- sets different values to various options, like number of threads, stack sizes, etc
The output of this process is:
- the XCDL configuration.
The XCDL configuration can be later edited, either manually with a text editor, or with the XCDL configuration tools.
Interaction with the component developers
The component developers, who create and manage XCDL components (the equivalent of libraries), need to create, in addition to the usual source files, some XCDL component metadata to describe dependencies, requirements and constraints.
There can be enterprise or open source component repositories.
The XCDL component metadata can be edited either with a text editor, or with the XCDL configuration tools.
Q: What is the software supposed to do?
The next version of the Eclipse plug-in should add a wizard, to allow the creation of new C/C++ projects based on the definitions found in CMSIS packages and an editor page to change various settings related to components.
The XCDL metadata trees
By default, the metadata associated to various software components shall follow the same hierarchy as the folders where the components are stored. Custom hierarchies should be possible, by defining explicit parent nodes.
The tree nodes are XCDL objects, each with specific properties:
Nodes can have distinct status attributes:
Since multiple boards can be supported by an XCDL component repository, it makes no sense to have all existing boards in use during the configuration process, but only the board required for the application. Loading a package automatically loads all parent packages, recursively. Packages not loaded are not presented in the XCDL configuration tools.
Components may have constraints, for example a certain driver may be optimised to use the DMA, but only if the peripheral supports DMA. Common constraints are related to hardware, but software constraints can be defined too. The active/inactive state is automatically computed, and a component is active if and only if all of its constraints are satisfied.

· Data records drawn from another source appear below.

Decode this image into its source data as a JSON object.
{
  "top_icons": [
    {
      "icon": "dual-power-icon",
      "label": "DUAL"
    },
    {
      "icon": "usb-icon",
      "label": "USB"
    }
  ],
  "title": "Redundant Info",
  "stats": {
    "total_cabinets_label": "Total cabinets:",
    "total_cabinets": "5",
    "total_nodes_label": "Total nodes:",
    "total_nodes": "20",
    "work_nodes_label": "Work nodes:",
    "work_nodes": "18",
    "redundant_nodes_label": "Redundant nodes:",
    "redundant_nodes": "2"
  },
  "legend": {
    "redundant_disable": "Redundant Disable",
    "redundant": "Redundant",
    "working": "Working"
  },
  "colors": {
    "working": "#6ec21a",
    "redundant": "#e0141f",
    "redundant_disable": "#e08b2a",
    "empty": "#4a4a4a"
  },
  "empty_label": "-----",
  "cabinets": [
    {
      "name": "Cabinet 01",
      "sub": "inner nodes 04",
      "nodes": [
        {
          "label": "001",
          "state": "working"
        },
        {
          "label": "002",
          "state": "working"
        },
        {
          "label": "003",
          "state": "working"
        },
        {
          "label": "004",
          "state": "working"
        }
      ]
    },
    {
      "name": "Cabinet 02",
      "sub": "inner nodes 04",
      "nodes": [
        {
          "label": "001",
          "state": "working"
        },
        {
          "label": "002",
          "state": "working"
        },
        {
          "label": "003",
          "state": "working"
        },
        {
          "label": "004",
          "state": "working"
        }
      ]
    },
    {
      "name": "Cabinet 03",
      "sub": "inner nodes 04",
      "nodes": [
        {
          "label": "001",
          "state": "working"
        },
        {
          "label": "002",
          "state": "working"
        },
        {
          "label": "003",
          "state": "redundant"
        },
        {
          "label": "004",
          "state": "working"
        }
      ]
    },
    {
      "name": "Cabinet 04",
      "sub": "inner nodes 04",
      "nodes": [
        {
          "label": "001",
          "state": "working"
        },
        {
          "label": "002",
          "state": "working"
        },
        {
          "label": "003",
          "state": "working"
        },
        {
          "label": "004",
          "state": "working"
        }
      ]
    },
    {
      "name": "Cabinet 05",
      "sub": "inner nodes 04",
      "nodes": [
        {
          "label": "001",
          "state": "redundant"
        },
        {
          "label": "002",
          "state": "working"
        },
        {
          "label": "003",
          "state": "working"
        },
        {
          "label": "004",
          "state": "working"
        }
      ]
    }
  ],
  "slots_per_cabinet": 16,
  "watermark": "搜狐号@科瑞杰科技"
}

During the configuration process the user may select which components to include in the build and which components are not needed, by manually enabling/disabling components. Disabling a component automatically disables all children components. Components may have requirements, so enabling a component may automatically trigger enabling other components, recursively.
In addition to dependencies definitions, the XCDL metadata should provide some grouping definitions, to assist the XCDL tools in providing meaningful suggestions for major selections, for example when creating a new configuration the list of available boards should be presented.

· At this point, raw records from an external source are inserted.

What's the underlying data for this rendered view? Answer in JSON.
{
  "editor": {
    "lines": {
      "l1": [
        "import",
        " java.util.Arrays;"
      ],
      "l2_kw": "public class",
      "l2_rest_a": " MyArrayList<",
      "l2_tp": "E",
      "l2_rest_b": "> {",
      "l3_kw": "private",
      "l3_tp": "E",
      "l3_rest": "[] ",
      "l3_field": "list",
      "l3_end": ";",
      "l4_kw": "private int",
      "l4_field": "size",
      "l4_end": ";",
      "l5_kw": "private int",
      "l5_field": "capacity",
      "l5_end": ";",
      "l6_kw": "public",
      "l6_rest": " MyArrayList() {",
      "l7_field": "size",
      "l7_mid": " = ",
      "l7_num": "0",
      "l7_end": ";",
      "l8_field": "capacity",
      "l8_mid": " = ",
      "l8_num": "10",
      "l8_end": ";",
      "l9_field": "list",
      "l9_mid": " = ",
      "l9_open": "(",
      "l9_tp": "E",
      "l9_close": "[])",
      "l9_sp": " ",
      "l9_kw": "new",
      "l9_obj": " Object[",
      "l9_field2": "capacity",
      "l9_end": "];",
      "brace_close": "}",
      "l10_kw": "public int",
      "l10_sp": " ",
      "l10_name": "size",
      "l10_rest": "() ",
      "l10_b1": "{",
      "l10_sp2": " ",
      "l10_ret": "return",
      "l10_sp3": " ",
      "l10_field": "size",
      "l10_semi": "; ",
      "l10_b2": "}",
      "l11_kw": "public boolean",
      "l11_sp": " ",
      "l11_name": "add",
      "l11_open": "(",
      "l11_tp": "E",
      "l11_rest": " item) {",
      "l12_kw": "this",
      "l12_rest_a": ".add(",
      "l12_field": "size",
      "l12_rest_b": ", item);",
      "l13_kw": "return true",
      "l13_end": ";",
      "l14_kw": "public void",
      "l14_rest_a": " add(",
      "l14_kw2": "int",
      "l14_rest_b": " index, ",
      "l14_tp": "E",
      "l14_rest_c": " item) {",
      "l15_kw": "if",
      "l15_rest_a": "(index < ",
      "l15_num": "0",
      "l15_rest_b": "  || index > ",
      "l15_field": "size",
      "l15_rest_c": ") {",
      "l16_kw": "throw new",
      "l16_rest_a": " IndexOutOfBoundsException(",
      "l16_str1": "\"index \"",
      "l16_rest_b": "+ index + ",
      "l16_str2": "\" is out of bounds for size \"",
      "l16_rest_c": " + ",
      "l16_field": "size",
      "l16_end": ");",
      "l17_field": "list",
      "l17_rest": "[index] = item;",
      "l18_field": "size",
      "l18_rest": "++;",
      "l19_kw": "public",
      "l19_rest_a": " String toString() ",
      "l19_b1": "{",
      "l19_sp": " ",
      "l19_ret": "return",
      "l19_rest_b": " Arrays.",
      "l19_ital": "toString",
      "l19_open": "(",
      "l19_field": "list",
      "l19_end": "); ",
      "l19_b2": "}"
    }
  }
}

Q: What is the speed, availability, response time, recovery time of various software functions, etc.?
Considering that the XCDL tools will usually run on development machines, which have more than average resources (RAM and CPU), the tools performances shall not be an issue.
Q: Are there any required standards in effect, implementation language, policies for database integrity, resource limits, operating environment(s) etc.?
The Eclipse plug-in should run on Eclipse Kepler or later.
The XCDL metadata should be stored as XML in standard text files, editable with common text editors.
Software system attributes
Q: What are the portability, correctness, maintainability, security, etc. considerations?
Being written in Java and Python, the XCDL framework is, at least theoretically, portable.
Tip: Should not describe any design or implementation details.
- the XCDL framework shall not be specific to a revision control system, svn/git/hg/etc shall be accepted
- the build configs may run on identical or different hardware (different boards, different processors, different amounts of ram/flash, etc); an example of such a config was used for the Metrilog SDI-12 sensors, where the Debug config used a larger AVR than the Release.
- shall allow multiple toolchains
- shall be C/C++ centric and shall handle C/C++ dependencies automatically (obviously)
- shall provide support for testing (continuous integration)
- shall provide support for custom build steps, using external tools (for example for adding a binary checksum, custom metadata, etc)
- should provide as much help as possible to specific steps like flash programming, debug, profiling
- might provide support for documentation generating tools (Doxygen)